Industry trade groups spend millions of dollars and walk thousands of steps in the halls of the US Congress each year to persuade legislators and their staff to support votes on device-tax repeal, Medicare payment reform, and other issues. Using lobbying reports downloaded by a public interest group, Medtech Insight has analyzed what industry spent and paid out to hire legislative experts to lobby Congress in the first half of 2019, and which topics they lobbied for the most.
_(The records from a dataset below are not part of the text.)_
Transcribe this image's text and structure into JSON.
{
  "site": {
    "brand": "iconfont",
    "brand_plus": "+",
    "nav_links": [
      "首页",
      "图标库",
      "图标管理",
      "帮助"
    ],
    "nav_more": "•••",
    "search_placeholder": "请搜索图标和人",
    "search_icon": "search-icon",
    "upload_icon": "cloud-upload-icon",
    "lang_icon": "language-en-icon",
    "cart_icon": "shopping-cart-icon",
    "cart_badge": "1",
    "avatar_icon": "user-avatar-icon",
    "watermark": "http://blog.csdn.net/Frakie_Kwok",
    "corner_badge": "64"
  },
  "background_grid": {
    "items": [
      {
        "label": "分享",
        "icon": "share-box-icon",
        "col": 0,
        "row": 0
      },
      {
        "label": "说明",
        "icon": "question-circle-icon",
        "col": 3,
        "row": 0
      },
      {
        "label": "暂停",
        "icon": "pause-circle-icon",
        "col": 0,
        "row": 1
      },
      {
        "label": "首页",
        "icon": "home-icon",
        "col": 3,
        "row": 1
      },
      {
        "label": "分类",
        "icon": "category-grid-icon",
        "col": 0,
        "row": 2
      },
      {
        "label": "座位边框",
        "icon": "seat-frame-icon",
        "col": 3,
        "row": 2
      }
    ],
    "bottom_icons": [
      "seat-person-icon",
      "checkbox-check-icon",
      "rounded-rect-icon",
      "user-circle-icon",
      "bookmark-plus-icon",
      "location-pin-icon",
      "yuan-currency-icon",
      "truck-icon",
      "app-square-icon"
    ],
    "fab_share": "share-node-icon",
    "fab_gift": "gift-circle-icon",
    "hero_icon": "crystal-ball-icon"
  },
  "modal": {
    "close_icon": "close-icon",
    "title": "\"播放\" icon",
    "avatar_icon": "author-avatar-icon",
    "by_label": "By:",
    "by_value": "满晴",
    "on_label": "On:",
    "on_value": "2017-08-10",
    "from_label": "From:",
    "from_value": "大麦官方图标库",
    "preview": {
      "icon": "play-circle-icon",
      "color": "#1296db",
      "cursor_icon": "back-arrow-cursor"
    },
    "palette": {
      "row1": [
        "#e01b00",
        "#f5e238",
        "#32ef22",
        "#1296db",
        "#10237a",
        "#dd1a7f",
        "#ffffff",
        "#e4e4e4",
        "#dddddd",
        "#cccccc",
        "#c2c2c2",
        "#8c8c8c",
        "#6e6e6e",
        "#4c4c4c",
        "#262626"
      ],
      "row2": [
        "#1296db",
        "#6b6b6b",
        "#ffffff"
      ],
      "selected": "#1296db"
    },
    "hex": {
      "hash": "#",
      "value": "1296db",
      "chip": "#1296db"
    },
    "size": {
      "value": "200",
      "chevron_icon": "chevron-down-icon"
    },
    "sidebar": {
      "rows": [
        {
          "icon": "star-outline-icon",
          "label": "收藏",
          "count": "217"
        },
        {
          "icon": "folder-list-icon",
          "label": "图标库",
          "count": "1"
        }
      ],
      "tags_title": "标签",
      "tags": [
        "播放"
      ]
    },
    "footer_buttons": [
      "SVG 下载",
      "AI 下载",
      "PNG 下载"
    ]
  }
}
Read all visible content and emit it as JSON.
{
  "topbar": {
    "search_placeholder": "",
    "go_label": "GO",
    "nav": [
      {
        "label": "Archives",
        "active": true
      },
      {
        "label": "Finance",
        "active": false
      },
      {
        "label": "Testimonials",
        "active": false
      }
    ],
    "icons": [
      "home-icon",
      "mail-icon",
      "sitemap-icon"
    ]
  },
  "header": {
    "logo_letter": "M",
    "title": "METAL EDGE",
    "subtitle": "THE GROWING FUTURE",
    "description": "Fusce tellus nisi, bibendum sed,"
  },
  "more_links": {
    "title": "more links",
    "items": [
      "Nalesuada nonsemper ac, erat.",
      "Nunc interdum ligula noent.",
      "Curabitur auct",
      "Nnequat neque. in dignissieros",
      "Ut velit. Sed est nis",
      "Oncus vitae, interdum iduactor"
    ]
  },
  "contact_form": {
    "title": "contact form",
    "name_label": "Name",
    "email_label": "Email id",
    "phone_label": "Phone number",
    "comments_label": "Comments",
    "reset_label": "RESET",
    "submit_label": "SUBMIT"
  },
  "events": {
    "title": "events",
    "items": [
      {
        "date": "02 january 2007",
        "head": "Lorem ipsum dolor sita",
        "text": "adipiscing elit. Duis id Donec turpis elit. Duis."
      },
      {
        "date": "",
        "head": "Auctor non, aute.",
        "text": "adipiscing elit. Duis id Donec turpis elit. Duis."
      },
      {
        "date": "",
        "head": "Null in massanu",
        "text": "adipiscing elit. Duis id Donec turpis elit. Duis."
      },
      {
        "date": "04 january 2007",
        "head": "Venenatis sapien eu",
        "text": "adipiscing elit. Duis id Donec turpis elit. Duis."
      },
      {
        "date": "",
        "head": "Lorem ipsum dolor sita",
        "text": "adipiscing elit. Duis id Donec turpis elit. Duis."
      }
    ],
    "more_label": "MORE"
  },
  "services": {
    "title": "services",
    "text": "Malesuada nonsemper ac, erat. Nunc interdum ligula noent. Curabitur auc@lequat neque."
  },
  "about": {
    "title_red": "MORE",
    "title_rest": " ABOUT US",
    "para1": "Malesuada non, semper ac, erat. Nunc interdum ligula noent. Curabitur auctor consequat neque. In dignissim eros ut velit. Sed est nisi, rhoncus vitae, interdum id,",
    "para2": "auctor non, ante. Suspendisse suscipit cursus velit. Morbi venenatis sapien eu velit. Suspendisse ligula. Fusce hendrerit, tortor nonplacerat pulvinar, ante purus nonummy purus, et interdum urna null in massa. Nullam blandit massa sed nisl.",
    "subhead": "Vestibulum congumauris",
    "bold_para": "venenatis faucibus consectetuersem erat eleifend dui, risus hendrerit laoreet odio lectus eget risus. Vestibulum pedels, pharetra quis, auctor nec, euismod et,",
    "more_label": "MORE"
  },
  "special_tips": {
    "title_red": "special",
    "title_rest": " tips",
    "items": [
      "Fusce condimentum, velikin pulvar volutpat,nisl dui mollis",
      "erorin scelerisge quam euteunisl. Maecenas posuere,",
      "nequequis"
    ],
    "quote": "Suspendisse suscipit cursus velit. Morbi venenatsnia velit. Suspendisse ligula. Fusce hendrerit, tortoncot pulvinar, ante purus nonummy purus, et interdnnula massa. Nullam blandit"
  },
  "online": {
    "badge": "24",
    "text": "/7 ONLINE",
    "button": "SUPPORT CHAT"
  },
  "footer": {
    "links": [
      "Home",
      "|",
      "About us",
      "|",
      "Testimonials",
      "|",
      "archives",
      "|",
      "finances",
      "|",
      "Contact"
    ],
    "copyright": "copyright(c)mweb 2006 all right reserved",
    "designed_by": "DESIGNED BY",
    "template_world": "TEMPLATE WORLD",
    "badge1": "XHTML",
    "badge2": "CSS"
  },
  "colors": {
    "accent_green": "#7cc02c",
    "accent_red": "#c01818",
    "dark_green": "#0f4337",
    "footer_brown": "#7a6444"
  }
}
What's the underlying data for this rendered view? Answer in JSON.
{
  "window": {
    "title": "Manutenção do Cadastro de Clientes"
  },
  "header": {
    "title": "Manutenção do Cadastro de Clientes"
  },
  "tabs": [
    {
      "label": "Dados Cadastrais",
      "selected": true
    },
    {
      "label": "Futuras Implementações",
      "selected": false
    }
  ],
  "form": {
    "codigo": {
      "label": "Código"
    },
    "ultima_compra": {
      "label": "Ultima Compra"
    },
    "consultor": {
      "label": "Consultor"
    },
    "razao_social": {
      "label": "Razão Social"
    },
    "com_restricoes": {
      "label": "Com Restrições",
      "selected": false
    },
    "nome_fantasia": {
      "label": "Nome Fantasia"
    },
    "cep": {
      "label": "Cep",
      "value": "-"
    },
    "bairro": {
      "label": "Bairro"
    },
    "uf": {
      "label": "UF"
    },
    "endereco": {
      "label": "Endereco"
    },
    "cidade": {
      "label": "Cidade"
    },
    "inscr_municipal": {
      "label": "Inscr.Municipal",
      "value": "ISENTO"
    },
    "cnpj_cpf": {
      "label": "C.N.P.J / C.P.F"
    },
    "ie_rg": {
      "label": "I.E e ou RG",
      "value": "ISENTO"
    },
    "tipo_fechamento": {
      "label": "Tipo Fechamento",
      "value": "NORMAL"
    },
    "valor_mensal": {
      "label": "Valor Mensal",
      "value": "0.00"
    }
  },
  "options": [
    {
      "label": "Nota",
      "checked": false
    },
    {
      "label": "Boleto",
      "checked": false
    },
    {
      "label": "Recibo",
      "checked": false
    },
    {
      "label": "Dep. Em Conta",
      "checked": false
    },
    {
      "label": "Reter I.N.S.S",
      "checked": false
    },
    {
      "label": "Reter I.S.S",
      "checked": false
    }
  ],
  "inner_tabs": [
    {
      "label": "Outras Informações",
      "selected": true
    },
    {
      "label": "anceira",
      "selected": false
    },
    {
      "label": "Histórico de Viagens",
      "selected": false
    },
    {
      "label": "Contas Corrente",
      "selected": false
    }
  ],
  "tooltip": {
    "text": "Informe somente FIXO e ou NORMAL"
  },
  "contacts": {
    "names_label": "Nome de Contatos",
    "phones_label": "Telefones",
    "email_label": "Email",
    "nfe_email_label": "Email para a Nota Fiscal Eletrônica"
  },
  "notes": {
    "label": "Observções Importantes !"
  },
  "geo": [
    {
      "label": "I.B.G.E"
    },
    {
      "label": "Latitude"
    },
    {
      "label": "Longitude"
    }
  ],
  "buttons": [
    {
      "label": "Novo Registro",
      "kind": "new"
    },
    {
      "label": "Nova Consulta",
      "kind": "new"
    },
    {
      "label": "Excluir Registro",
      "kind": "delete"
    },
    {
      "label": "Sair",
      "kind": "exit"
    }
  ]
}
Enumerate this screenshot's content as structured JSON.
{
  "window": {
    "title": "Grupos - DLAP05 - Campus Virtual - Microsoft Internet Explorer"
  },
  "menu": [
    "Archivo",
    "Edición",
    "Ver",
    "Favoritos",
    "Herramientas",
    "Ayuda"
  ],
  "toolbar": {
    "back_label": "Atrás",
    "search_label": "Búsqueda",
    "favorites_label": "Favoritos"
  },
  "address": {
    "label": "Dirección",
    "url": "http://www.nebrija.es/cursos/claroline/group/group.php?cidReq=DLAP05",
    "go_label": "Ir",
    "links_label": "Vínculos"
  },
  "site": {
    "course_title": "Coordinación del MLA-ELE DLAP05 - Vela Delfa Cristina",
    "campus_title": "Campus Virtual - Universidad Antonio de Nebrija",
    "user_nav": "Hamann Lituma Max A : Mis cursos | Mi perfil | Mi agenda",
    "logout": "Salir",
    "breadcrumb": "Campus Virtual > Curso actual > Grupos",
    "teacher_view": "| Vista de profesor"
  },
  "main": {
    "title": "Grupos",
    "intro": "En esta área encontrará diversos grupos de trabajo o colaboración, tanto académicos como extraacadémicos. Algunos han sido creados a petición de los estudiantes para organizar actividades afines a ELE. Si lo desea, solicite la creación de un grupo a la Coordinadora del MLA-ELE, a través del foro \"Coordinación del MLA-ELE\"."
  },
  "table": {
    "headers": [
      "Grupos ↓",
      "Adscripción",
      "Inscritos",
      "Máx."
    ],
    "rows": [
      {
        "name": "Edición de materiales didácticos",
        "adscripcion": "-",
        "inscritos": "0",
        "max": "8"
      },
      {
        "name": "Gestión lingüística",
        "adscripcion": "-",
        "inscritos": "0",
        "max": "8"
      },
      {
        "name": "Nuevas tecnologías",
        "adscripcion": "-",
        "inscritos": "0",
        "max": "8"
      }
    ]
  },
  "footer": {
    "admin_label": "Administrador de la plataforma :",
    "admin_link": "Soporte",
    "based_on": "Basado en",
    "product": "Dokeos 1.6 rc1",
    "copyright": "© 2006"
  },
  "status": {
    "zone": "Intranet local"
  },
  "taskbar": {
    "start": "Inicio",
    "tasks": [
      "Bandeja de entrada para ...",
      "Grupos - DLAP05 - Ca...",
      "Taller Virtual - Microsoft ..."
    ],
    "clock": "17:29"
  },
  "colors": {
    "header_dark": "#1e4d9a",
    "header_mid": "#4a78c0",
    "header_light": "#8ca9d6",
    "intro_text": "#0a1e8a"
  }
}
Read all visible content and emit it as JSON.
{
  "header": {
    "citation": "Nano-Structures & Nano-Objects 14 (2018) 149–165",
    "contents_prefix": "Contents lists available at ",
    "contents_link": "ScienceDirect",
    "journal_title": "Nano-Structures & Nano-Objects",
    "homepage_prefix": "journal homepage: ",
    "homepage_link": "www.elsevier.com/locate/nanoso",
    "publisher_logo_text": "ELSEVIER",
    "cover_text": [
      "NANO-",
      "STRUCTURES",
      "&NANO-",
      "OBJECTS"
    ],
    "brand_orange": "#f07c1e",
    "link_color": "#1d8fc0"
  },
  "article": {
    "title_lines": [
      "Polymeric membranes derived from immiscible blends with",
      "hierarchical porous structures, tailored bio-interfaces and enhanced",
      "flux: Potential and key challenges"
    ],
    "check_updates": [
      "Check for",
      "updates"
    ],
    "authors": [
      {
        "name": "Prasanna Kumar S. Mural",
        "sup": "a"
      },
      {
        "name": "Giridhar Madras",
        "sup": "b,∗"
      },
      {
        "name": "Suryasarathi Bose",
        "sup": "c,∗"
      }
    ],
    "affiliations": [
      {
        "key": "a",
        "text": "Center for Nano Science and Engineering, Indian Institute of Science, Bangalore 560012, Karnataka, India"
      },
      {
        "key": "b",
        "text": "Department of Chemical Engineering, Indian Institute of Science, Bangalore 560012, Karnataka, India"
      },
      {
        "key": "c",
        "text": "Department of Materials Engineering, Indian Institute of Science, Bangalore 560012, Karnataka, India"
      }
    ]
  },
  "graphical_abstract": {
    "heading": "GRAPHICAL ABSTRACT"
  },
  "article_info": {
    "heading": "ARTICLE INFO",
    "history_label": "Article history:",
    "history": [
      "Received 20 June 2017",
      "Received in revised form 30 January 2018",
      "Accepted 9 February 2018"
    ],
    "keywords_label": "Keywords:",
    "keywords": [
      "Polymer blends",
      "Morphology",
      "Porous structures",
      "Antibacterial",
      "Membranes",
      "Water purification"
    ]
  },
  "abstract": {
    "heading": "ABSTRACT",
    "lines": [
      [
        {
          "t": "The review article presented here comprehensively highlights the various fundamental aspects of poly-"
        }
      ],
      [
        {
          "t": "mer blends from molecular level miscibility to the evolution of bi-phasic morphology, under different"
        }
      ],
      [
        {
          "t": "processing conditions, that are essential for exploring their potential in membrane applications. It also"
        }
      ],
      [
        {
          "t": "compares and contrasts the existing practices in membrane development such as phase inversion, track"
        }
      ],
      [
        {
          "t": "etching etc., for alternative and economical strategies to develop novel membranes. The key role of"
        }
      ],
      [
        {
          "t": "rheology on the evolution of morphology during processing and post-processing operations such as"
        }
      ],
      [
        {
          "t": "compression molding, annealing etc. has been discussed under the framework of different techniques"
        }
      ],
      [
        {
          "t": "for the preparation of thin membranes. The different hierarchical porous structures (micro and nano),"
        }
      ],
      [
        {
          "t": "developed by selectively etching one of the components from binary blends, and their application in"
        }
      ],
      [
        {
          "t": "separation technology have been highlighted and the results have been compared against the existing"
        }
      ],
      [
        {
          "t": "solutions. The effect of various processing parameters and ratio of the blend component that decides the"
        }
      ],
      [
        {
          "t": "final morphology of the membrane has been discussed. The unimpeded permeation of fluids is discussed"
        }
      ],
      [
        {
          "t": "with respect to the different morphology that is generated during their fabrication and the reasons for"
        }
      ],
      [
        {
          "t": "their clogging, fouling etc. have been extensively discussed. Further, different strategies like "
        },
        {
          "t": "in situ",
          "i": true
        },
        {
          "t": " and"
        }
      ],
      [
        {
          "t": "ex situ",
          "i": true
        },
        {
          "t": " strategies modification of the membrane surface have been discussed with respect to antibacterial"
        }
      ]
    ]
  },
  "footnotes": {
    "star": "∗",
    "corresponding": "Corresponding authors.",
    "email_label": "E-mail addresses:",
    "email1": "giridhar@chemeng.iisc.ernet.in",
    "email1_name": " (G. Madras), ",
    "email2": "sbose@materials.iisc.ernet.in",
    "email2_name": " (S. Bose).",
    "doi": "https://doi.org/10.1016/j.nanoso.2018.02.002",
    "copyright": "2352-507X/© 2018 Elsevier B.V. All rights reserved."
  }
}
Surgeons invested in physician-owned distributorships (PODs) are performing procedures involving implantable devices at a 44% higher rate than non-POD surgeons, and are trying to avoid Sunshine Act requirements, says a May 10 report released by the US Senate Finance Committee. The Senate report takes a particularly dim look at the impact of PODs on spinal surgeons, saying that the rate of spinal surgery grew three times faster for hospitals that purchased from PODs than for hospitals overall.